[Dataset entries]
--- START ---
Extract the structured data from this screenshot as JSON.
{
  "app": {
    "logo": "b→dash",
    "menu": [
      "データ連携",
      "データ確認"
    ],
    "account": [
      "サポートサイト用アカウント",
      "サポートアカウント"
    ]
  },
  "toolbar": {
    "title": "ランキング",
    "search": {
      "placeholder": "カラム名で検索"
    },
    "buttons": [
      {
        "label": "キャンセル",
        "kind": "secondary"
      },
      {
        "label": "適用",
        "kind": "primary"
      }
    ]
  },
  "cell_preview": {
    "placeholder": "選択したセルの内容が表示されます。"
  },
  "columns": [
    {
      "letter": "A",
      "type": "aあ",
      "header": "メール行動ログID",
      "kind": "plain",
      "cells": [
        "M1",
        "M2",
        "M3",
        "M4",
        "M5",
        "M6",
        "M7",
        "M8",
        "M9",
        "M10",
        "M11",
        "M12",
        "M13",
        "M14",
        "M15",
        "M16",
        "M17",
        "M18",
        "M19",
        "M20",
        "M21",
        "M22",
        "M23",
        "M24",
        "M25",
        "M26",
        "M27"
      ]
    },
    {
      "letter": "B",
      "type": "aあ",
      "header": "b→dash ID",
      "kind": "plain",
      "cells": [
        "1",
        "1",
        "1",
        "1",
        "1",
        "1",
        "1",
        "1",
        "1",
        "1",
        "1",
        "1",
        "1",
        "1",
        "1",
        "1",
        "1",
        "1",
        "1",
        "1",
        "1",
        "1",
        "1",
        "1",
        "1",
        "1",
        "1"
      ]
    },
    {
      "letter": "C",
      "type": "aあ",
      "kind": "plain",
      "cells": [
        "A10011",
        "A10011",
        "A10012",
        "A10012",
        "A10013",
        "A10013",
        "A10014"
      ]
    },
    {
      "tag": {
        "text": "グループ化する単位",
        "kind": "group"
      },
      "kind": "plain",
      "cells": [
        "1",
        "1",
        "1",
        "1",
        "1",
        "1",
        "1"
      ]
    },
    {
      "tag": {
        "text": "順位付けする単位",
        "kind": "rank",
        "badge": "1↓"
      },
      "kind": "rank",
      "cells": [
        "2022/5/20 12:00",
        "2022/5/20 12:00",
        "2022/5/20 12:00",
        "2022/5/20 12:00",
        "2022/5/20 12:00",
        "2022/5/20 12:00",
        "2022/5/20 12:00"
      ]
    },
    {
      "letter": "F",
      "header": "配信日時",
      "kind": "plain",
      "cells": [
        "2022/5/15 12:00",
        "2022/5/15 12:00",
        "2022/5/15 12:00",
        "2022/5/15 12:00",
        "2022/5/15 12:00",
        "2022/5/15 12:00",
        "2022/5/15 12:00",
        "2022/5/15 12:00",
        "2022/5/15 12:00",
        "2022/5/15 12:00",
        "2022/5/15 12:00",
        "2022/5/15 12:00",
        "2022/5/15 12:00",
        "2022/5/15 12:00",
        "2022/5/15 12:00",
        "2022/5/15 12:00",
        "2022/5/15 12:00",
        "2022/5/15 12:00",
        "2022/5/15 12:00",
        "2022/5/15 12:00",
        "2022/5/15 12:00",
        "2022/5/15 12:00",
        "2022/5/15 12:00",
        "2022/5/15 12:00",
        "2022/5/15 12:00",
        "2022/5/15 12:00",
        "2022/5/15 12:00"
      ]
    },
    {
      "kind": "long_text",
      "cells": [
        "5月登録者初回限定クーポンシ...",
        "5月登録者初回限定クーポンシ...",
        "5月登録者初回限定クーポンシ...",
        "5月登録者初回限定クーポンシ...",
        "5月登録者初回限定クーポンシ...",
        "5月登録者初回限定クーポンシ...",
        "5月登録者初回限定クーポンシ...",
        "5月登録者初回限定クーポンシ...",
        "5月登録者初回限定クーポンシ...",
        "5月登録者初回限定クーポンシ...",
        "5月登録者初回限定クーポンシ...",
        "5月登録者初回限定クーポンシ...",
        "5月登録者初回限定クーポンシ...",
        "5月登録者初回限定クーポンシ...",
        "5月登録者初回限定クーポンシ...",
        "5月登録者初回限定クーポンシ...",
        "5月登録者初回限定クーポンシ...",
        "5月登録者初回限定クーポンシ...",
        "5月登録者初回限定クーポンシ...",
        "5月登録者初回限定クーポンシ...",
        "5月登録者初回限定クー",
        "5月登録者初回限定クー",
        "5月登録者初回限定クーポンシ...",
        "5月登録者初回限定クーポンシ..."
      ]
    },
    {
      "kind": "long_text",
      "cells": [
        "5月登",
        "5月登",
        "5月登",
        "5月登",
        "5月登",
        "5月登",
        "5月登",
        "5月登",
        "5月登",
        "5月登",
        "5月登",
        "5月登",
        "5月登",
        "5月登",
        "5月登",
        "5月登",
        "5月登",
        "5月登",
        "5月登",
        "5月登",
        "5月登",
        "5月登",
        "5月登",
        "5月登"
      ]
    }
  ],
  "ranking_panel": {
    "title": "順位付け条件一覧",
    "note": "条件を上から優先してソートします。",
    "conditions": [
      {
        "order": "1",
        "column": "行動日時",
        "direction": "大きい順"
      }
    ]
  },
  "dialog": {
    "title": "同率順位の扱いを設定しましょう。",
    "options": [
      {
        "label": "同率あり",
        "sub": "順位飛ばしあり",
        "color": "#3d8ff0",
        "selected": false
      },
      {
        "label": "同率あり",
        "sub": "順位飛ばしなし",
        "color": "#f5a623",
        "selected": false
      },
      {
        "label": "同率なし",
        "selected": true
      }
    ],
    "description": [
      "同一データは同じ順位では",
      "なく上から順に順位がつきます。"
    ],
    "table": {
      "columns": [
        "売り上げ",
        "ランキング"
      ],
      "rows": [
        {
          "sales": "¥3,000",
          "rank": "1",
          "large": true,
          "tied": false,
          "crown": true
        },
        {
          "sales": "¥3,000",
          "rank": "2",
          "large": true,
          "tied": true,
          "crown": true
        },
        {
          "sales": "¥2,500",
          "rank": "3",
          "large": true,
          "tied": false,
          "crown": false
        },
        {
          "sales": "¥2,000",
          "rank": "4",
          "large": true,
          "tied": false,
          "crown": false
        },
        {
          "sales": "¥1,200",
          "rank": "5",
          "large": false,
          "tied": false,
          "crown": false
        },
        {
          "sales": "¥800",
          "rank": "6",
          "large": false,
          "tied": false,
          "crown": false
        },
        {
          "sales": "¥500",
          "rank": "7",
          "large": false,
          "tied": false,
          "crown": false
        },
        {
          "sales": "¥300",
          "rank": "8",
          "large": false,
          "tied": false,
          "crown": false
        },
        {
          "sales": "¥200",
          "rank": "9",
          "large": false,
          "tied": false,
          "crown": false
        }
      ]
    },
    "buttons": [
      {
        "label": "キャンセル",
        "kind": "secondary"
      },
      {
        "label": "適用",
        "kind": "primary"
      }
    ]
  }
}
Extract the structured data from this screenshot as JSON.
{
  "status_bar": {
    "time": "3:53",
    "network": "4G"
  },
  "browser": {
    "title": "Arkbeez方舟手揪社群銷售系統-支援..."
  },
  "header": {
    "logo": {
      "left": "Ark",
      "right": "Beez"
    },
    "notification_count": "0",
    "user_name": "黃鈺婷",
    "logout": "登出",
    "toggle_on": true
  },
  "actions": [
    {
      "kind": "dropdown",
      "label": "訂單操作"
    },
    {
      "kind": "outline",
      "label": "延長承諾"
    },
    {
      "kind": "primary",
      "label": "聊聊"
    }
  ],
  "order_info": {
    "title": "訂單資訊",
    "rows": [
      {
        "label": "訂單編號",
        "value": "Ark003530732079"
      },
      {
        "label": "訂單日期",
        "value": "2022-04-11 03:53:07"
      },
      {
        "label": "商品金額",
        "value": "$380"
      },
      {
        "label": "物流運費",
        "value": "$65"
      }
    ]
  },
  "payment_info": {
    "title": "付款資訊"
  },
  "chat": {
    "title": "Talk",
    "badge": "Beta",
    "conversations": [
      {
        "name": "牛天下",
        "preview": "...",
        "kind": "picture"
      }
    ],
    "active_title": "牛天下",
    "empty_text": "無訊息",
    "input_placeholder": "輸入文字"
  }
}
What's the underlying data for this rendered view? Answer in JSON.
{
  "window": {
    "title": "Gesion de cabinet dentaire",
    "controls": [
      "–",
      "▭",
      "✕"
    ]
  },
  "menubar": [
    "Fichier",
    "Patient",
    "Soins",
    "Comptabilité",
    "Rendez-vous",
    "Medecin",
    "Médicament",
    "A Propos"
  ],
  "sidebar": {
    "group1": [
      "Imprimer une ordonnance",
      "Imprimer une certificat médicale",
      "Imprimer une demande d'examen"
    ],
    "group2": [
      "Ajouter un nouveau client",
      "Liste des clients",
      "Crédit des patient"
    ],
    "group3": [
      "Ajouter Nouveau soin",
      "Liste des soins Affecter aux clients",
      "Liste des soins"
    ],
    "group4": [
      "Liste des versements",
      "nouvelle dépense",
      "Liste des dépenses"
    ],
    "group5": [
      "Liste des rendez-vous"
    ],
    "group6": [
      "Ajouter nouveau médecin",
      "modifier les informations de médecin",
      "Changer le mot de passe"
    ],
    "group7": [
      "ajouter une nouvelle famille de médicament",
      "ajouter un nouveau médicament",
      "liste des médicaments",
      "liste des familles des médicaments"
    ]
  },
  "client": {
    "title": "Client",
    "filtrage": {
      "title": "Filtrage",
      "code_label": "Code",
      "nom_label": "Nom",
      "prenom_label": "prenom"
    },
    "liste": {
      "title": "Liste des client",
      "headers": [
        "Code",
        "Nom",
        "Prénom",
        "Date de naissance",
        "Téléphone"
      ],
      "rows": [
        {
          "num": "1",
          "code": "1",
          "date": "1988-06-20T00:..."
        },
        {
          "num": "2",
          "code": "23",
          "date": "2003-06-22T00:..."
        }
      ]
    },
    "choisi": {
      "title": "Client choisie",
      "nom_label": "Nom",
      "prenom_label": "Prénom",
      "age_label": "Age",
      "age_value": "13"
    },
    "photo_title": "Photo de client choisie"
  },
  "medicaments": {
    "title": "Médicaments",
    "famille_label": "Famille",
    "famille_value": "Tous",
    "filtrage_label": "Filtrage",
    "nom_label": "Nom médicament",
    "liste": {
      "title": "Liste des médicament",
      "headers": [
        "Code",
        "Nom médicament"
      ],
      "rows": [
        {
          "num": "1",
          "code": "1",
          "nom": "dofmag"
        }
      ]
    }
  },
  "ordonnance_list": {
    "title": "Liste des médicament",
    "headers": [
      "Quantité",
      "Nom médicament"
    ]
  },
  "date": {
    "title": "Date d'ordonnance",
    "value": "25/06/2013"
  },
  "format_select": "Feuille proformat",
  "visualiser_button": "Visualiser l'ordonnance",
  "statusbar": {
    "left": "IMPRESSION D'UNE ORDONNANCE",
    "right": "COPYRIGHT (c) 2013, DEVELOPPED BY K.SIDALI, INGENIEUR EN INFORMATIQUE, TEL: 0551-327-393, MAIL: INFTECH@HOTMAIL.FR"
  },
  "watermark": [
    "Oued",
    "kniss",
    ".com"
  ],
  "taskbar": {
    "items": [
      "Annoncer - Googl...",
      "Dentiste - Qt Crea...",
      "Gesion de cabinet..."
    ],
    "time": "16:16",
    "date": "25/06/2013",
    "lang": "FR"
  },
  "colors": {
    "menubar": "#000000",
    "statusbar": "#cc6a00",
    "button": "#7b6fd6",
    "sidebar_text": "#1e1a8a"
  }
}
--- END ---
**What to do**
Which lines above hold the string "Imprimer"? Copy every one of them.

**Worked solution**
      "Imprimer une ordonnance",
      "Imprimer une certificat médicale",
      "Imprimer une demande d'examen"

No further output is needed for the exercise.